### TASK INSTRUCTIONS:
Give the listing again in full and exactly, apart from its pictures.
- - - -
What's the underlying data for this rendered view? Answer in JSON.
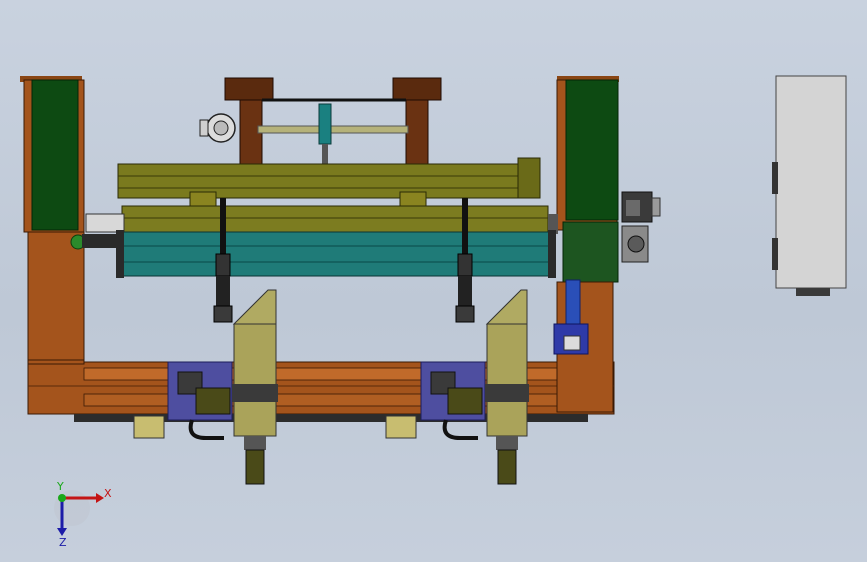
{
  "triad": {
    "x_label": "X",
    "y_label": "Y",
    "z_label": "Z"
  },
  "colors": {
    "background": "#c4cdda",
    "frame_rust": "#a4541c",
    "frame_green": "#0d4a12",
    "olive_beam": "#7a7a1e",
    "teal_roller": "#1f7b78",
    "brown_bracket": "#5a2a0e",
    "carriage_khaki": "#b0aa62",
    "purple_block": "#4e4ea0",
    "cabinet_gray": "#d4d4d4"
  }
}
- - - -
### SOLUTION FOR THIS EXERCISE:
What's the underlying data for this rendered view? Answer in JSON.
{
  "triad": {
    "x_label": "X",
    "y_label": "Y",
    "z_label": "Z"
  },
  "colors": {
    "background": "#c4cdda",
    "frame_rust": "#a4541c",
    "frame_green": "#0d4a12",
    "olive_beam": "#7a7a1e",
    "teal_roller": "#1f7b78",
    "brown_bracket": "#5a2a0e",
    "carriage_khaki": "#b0aa62",
    "purple_block": "#4e4ea0",
    "cabinet_gray": "#d4d4d4"
  }
}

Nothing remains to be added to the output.